WORK ORDER:
The word "kicker" occurs in some lines of the data. Return each such line.
+ + + + +
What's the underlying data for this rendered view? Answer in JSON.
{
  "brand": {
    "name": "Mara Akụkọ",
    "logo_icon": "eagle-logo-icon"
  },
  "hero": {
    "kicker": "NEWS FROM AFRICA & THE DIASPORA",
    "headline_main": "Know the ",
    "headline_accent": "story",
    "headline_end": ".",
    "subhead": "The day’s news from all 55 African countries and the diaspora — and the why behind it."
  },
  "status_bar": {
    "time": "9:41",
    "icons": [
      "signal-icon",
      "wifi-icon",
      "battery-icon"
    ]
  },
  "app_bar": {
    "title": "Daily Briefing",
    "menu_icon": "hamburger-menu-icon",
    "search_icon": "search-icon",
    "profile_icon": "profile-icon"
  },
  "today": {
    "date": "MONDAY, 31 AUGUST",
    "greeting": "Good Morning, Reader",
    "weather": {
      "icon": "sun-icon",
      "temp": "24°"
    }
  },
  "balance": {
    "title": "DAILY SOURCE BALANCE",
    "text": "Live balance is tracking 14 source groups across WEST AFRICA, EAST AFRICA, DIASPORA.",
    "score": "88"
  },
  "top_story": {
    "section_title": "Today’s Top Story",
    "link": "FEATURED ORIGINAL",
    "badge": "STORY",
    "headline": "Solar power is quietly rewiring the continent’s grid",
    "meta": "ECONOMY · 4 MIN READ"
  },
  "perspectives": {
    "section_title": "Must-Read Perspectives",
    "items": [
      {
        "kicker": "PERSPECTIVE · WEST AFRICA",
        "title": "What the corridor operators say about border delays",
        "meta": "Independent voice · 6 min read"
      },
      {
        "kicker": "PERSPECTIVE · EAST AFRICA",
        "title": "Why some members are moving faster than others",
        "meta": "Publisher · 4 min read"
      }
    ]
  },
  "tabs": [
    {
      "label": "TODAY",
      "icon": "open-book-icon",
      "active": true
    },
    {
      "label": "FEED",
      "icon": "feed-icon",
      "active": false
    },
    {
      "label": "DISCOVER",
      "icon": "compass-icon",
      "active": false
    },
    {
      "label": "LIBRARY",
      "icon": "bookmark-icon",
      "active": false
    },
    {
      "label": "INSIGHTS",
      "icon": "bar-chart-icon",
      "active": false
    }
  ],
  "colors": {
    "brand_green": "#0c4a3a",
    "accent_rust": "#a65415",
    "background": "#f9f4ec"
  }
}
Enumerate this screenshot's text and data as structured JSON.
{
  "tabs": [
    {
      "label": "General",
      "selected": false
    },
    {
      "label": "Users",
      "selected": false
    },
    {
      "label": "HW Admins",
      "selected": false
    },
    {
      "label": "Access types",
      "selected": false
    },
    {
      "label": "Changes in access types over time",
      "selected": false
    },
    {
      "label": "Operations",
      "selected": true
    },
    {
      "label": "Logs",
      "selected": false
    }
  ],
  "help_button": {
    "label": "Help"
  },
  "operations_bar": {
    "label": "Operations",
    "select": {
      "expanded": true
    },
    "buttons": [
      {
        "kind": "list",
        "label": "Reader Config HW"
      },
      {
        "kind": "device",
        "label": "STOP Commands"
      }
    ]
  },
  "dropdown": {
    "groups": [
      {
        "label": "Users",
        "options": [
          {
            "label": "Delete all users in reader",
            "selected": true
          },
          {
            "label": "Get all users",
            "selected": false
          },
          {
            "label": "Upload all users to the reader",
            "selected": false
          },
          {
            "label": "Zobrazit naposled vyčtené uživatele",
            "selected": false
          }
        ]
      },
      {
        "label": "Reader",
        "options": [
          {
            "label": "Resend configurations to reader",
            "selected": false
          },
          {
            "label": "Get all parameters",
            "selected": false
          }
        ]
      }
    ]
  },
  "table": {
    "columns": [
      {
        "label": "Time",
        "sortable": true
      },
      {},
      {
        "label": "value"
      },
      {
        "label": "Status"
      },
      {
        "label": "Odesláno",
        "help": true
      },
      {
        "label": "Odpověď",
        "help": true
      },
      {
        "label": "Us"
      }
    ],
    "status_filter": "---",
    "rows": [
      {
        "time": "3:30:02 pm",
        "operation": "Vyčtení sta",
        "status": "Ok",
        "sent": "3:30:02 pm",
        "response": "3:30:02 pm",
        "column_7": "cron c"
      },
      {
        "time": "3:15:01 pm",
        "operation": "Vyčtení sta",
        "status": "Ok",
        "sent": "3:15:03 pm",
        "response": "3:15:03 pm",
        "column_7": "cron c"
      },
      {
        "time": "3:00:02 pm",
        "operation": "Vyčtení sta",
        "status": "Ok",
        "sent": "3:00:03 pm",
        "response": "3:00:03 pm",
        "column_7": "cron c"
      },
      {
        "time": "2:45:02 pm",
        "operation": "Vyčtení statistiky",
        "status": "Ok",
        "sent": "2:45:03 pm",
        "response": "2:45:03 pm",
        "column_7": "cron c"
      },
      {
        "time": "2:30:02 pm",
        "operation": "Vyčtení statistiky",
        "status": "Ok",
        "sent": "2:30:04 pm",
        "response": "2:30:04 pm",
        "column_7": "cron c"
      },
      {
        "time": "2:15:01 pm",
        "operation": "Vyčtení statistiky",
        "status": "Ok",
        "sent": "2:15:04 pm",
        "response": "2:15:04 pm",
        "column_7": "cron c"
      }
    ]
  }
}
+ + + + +
RESPONSE AREA:
    "kicker": "NEWS FROM AFRICA & THE DIASPORA",
        "kicker": "PERSPECTIVE · WEST AFRICA",
        "kicker": "PERSPECTIVE · EAST AFRICA",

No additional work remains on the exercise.